27. “ To them which were in Beth-el," &c.—Bethel and the other principal towns in this list have already been noticed. South Ramoth is mentioned in Josh. xix. 8, among the cities of Simeon. Jattir is included in Josh. xv. 48, among the towns of Judah in the mountains. Jerome reads it “Jether," as he well might, and identifies it with a large village which existed in his time under the name of Jethira. It was in the interior of Daroma, near Malatha, about twenty miles (south-east, of course) from Eleutheropolis, which places it among the mountains, as the text referred to requires, to the south of Hebron, among the well-known haunts of David. Aroer was hardly the Aroer on the other side Jordan, as all the places mentioned seem to have been in the tribe of Judah or on its borders: the Septuagint reads “ Arouel” instead of " Adamah” in the list of Judah's towns given in Josh. xv. (verse 22); and this may be the place intended. Eshtemoa is mentioned next to Jattir in the list (Josh. xxi. 16) of the towns which Judah gave to the Levites, and, like it, is among the towns enumerated in the mountains of Judah. Jerome says, that it was in his time a Jewish village of Daroma, to the north of another village called Anem (probably the Anim mentioned after Ashtemosh in Josh. xv. 50), which he seems to place to the east of Hebron, but modifies his statement by saying, that it was near another village of the same name, south of Hebron, which may make the result south-east or even south-south-east. Rachul is nowhere else mentioned in the Bible, neither is Alach. Chor-ashan is doubtless the Ashan given to the tribe of Simeon in Josh. xix. 7, and perhaps the same as the village of Beth-Asan of Jerome's time, fifteen miles from Jerusalem. These presents, sent to the elders of so many important places, show that David had a party of powerful friends in his own tribe.

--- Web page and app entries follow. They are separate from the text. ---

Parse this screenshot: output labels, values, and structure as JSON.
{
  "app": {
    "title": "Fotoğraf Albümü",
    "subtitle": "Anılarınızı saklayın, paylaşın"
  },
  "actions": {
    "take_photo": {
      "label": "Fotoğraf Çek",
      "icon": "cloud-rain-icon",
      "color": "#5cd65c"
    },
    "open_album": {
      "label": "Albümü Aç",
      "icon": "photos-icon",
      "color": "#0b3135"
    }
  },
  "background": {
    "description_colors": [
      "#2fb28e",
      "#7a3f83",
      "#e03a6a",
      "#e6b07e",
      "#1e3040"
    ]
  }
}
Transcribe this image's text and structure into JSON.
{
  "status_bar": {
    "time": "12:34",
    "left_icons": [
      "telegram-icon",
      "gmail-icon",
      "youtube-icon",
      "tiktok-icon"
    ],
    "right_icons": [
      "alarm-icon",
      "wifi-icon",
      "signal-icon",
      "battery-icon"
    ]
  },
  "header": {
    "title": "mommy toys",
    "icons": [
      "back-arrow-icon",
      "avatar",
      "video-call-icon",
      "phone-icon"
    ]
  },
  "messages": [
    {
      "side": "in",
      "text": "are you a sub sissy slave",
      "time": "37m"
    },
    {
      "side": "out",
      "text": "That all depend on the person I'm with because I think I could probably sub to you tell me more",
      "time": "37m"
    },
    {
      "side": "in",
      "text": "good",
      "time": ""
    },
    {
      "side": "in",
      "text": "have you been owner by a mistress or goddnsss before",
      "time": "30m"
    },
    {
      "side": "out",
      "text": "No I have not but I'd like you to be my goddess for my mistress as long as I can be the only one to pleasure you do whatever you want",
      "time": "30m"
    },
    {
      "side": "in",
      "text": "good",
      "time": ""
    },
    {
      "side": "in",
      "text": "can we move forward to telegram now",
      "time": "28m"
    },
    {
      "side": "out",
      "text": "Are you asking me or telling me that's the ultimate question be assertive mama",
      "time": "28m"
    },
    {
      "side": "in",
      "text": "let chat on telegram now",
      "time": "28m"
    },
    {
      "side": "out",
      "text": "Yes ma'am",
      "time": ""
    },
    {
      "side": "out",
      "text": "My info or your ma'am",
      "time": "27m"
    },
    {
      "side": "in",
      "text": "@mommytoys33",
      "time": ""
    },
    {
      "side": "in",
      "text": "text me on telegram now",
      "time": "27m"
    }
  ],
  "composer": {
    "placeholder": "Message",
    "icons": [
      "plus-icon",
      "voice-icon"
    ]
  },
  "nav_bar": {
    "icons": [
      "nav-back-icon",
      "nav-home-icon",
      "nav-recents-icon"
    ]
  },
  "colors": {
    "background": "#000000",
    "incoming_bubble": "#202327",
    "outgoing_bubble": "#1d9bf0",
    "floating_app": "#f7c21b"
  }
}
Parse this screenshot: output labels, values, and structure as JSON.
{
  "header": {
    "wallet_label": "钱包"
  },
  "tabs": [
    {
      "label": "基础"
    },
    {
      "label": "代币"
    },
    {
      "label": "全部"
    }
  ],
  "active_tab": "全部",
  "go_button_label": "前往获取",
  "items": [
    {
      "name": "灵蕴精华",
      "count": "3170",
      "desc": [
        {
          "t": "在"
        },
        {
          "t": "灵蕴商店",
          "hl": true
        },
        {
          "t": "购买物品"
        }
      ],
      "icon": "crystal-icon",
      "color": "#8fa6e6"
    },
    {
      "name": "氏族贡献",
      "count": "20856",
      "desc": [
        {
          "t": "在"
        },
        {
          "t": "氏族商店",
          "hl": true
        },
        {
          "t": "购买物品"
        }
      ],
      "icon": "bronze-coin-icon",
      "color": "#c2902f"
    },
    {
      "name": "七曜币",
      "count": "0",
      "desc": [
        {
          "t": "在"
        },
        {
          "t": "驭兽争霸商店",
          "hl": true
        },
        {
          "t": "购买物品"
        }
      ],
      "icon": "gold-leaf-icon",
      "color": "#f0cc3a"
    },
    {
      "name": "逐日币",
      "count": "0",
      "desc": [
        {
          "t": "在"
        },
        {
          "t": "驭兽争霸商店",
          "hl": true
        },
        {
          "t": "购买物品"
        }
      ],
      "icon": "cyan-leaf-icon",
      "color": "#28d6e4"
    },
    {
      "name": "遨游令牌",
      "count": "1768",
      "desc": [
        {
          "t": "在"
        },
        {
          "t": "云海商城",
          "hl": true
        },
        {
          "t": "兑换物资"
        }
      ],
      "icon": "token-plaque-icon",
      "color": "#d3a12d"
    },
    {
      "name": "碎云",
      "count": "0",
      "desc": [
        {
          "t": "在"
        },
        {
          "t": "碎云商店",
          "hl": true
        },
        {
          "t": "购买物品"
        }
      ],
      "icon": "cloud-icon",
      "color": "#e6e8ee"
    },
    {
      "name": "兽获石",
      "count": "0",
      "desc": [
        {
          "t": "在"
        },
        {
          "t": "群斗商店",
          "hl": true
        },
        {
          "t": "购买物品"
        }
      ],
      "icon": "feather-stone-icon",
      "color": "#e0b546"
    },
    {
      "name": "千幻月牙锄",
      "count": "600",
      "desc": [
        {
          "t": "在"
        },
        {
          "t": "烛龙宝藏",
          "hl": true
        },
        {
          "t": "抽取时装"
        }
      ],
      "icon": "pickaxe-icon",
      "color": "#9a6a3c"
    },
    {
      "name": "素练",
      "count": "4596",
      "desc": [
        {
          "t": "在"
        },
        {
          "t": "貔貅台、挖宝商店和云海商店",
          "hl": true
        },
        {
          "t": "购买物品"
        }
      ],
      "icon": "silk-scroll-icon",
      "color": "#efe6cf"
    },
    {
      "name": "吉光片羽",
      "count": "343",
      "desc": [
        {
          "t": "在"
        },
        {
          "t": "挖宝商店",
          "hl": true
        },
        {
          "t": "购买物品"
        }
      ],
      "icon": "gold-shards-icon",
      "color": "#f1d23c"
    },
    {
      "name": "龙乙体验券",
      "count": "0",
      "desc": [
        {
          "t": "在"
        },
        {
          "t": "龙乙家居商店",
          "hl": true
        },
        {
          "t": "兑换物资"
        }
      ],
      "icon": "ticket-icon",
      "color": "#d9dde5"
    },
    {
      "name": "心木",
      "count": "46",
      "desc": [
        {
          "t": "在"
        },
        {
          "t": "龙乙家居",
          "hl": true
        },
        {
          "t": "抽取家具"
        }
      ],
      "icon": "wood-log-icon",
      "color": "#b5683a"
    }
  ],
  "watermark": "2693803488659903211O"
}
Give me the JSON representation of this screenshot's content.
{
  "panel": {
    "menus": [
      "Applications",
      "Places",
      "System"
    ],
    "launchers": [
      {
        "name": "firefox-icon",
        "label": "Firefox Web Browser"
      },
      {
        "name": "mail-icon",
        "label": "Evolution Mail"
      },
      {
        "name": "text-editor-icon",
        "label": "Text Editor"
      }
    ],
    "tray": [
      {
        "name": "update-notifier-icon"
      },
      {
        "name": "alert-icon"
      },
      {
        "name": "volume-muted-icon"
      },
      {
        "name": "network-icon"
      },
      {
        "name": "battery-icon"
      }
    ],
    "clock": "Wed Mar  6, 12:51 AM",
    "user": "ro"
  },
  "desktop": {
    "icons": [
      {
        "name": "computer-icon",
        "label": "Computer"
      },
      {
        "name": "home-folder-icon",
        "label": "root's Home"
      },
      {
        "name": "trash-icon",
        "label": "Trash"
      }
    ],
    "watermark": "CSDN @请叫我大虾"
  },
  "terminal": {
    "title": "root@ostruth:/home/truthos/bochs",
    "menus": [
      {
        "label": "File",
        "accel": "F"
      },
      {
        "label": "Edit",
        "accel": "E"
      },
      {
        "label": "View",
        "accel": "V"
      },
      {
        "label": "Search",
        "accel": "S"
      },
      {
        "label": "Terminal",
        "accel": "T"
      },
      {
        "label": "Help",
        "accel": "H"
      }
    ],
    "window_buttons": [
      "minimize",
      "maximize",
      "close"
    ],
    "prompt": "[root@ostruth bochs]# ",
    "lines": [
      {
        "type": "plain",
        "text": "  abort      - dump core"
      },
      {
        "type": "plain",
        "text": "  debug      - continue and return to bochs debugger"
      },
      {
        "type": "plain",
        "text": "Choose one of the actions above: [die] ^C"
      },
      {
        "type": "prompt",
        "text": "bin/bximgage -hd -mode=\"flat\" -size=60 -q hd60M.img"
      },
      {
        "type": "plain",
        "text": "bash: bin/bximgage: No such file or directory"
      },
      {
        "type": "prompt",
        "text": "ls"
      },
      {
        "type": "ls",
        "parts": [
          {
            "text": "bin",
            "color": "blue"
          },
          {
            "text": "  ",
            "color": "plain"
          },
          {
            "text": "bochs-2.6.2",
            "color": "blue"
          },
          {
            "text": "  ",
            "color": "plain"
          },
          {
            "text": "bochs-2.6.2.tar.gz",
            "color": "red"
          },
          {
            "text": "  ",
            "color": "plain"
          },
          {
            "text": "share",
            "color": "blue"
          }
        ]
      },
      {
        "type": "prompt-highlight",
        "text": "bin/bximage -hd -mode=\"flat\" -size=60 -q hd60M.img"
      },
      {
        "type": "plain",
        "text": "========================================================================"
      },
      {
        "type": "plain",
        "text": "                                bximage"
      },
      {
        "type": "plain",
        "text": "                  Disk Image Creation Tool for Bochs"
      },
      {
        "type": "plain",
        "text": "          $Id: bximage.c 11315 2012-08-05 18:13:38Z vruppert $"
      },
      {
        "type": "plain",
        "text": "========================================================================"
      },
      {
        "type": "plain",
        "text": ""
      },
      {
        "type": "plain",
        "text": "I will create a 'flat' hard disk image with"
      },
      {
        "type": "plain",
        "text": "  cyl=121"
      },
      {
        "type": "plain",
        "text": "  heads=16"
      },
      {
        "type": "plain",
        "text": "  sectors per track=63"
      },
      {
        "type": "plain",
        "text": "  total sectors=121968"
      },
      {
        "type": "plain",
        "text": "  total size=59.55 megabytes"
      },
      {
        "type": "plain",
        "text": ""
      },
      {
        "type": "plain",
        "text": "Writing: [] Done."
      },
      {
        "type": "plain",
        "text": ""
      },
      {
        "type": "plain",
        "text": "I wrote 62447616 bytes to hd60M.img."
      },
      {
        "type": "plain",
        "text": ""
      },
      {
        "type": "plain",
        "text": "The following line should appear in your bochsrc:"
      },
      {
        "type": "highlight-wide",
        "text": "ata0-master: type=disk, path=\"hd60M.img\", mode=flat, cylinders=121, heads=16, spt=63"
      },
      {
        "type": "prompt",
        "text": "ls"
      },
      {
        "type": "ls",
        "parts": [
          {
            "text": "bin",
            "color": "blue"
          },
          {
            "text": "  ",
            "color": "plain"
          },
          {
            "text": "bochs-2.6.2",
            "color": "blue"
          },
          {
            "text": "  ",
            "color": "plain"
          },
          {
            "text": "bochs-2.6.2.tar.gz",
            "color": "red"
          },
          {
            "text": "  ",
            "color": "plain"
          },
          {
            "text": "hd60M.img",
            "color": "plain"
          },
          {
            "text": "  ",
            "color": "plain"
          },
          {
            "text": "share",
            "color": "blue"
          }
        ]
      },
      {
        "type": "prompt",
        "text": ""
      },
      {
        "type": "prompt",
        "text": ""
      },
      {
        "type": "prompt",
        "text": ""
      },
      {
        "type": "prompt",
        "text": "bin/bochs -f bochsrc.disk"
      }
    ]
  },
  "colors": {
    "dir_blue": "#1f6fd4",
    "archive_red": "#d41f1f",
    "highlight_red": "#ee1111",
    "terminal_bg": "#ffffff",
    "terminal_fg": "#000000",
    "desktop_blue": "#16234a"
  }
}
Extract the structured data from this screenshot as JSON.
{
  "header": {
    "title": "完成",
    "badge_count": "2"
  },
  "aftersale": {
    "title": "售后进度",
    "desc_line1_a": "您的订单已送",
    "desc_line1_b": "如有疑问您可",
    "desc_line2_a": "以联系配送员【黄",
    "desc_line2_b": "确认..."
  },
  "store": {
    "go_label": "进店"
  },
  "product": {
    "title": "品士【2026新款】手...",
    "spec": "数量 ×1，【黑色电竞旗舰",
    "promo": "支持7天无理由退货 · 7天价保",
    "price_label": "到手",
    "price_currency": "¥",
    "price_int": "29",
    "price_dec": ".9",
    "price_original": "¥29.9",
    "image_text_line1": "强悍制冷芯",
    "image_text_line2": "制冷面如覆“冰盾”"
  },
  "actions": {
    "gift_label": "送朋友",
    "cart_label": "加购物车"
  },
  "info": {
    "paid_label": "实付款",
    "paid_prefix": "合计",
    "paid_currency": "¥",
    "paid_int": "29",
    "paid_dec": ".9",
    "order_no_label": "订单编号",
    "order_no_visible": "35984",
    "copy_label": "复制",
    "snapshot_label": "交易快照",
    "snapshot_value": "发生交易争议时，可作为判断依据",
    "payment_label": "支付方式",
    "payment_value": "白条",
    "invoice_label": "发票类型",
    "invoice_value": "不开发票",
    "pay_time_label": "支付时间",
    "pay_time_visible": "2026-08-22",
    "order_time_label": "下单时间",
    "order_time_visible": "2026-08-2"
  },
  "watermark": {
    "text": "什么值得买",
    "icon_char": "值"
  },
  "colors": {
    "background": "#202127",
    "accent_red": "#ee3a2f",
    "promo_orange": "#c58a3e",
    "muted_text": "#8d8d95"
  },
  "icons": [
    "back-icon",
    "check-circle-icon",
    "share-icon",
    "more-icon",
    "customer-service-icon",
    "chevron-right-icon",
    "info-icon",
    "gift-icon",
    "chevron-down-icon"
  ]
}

and the Sarchers hit him; and he was sore
wounded of the archers. 1 Saul having lost his army, and his sons slain, he
4 Then said Saul unto his armourbearer. and his armourbearer kill themselves. 7 The Philistines possess the forsaken towns of the Israelites. Draw thy sword, and thrust me through 8 They triumph over the dead carcases. 11 They therewith; lest these uncircumcised come of Jabesh-gilead, recovering the bodies by night, and thrust me through, and 'abuse me. But burn them at Jabesh, and mournfully bury their
his armourbearer would not; for he was sore bones.
afraid. Therefore Saul took a sword, and Now 'the Philistines fought against Israel: fell upon it. and the men of Israel fled from before the 5 And when his armourbearer saw that Philistines, and fell down 'slain in mount Saul was dead, he fell likewise upon his Gilboa.
sword, and died with him. 2 And the Philistines followed hard
6 So Saul died, and his three sons, and Saul and upon his sons; and the Philistines his armourbearer, and all his men, that same slew Jonathan, and Abinadab, and Melchi- day together. shua, Saul's sons.
7 | And when the men of Israel that 3 And the battle went sore against Saul, were on the other side of the valley, and
11 Chron. 10. 1.
* Or, wounded.
* Heb, shooters, men with bows.
• Heb. found him.
• Or, mock me.